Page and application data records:
........

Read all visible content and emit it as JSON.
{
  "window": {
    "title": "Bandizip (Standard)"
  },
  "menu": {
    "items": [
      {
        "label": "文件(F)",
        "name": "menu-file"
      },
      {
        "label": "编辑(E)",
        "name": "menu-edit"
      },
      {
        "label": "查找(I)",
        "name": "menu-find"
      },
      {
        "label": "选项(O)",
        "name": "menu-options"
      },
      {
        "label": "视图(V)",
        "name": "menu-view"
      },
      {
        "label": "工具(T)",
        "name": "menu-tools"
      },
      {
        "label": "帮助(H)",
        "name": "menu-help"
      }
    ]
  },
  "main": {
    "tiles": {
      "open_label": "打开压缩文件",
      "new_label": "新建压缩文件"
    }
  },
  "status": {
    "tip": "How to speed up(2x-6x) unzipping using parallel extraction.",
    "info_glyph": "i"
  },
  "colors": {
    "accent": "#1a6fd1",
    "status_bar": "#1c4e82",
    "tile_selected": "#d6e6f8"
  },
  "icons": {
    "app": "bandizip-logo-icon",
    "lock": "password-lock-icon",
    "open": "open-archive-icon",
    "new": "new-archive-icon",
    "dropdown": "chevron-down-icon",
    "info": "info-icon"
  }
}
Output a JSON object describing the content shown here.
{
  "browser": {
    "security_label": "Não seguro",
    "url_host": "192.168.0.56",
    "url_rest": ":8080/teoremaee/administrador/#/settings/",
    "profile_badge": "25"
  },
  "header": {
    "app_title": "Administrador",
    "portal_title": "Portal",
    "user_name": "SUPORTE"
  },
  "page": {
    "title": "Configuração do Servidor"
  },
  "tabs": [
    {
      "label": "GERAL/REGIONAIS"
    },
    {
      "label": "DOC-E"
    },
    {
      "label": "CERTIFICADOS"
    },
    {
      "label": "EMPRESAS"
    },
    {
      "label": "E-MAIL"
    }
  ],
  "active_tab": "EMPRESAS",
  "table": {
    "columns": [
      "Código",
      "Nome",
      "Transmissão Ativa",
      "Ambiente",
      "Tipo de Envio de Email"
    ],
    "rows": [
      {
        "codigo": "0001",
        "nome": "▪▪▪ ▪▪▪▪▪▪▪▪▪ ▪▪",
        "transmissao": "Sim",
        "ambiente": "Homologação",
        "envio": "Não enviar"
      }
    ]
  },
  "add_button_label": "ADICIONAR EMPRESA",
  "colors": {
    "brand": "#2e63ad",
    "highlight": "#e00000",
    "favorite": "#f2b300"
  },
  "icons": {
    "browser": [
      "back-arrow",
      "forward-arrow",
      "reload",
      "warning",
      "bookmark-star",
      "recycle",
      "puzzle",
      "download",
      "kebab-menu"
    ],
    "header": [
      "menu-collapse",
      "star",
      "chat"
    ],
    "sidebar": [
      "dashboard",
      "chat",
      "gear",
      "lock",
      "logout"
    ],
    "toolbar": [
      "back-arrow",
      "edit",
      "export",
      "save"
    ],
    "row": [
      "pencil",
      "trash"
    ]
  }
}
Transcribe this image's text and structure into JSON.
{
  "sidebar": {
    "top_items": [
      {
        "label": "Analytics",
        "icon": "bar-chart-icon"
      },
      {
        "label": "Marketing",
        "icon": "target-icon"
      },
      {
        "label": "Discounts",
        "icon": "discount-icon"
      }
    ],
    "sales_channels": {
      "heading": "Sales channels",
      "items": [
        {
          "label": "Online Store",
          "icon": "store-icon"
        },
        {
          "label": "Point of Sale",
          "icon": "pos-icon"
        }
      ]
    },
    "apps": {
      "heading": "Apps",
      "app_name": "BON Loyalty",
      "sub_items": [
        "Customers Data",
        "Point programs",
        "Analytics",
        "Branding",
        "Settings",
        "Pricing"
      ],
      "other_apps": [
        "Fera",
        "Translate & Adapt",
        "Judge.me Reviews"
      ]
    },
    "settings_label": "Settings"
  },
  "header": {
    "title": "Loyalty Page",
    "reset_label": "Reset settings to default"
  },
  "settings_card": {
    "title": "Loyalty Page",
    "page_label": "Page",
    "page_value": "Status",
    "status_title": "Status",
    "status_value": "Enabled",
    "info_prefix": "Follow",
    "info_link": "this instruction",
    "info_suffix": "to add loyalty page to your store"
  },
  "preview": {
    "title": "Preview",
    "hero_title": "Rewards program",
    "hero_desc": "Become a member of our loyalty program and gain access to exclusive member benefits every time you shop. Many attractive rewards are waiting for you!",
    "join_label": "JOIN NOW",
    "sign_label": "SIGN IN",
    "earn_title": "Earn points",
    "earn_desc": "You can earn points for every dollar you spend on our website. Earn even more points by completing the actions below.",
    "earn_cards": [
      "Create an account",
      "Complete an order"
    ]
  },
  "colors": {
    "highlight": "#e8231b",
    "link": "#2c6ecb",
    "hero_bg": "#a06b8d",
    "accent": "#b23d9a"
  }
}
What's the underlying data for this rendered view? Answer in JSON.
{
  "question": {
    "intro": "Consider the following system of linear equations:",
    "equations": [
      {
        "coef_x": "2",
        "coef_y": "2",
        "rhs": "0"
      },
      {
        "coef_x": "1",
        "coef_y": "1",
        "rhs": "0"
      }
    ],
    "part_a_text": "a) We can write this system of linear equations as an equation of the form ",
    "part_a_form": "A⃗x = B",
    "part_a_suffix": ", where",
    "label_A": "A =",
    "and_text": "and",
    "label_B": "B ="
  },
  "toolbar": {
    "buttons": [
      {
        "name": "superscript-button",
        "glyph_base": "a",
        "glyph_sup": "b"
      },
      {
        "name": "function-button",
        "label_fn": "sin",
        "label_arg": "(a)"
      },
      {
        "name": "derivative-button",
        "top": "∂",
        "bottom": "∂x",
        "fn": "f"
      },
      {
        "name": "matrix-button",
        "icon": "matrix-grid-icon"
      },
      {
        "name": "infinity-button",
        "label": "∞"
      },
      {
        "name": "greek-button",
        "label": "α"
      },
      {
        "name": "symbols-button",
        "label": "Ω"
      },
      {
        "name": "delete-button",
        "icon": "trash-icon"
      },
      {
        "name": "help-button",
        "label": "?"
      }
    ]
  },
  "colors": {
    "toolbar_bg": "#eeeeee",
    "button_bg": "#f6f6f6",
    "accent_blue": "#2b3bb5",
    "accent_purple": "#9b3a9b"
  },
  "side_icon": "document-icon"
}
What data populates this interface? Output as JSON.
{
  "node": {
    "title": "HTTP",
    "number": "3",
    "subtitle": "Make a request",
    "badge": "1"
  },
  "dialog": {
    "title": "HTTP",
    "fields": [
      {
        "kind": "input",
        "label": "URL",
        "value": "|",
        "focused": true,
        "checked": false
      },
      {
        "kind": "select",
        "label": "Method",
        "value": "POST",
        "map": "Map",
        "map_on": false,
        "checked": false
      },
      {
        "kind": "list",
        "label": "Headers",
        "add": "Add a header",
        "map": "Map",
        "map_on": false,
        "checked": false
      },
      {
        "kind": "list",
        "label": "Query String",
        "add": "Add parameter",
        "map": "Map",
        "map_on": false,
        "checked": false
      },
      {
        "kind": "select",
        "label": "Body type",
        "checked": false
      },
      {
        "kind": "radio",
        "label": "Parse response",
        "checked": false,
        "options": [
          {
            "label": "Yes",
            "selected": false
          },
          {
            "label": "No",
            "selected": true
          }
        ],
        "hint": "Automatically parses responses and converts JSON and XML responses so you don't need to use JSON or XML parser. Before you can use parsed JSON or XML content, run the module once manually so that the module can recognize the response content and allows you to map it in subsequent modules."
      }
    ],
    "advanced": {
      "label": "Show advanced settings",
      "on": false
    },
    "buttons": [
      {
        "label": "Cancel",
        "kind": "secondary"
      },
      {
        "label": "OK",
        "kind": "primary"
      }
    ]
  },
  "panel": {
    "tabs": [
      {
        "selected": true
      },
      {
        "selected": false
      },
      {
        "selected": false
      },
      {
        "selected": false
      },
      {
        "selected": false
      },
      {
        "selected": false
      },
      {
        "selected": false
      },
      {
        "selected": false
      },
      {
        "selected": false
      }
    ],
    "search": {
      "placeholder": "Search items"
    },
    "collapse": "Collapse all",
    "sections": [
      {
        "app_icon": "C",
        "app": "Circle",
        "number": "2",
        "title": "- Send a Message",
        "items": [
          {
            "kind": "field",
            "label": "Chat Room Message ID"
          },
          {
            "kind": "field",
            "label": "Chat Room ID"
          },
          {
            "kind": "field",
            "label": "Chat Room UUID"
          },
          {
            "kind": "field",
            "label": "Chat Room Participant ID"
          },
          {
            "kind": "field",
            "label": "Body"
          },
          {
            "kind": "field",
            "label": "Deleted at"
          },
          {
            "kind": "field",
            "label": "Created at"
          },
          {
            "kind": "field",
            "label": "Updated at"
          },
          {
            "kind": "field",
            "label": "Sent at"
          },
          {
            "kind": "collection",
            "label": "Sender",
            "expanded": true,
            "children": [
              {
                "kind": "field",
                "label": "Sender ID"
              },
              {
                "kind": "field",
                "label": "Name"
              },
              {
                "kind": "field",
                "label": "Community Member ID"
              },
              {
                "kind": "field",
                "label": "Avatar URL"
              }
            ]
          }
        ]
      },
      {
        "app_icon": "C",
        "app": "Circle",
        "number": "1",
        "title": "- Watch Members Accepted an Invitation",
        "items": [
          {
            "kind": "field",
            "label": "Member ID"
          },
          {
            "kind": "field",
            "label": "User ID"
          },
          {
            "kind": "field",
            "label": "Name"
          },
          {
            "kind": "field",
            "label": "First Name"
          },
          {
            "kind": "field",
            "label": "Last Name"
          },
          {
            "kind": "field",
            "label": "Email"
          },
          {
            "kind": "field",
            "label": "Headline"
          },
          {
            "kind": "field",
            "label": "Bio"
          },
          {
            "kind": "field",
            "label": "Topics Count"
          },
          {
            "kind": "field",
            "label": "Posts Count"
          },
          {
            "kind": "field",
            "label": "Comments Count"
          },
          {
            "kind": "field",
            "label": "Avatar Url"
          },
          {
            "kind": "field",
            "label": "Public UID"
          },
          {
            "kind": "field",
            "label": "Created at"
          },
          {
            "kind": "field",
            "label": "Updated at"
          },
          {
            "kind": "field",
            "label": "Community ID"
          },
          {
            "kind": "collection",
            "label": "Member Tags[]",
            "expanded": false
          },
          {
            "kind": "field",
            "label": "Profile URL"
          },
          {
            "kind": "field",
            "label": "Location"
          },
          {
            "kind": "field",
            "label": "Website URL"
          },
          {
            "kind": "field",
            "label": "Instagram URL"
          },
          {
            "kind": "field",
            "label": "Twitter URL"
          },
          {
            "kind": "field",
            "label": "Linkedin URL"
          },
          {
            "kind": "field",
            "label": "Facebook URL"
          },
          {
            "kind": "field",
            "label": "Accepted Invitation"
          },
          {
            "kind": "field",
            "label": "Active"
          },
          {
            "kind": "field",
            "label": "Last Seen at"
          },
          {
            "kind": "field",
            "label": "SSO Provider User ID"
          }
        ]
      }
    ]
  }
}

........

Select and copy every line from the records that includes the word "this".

§ **Answer below**
Transcribe this image's text and structure into JSON.
    "info_link": "this instruction",
What's the underlying data for this rendered view? Answer in JSON.
    "part_a_text": "a) We can write this system of linear equations as an equation of the form ",
What data populates this interface? Output as JSON.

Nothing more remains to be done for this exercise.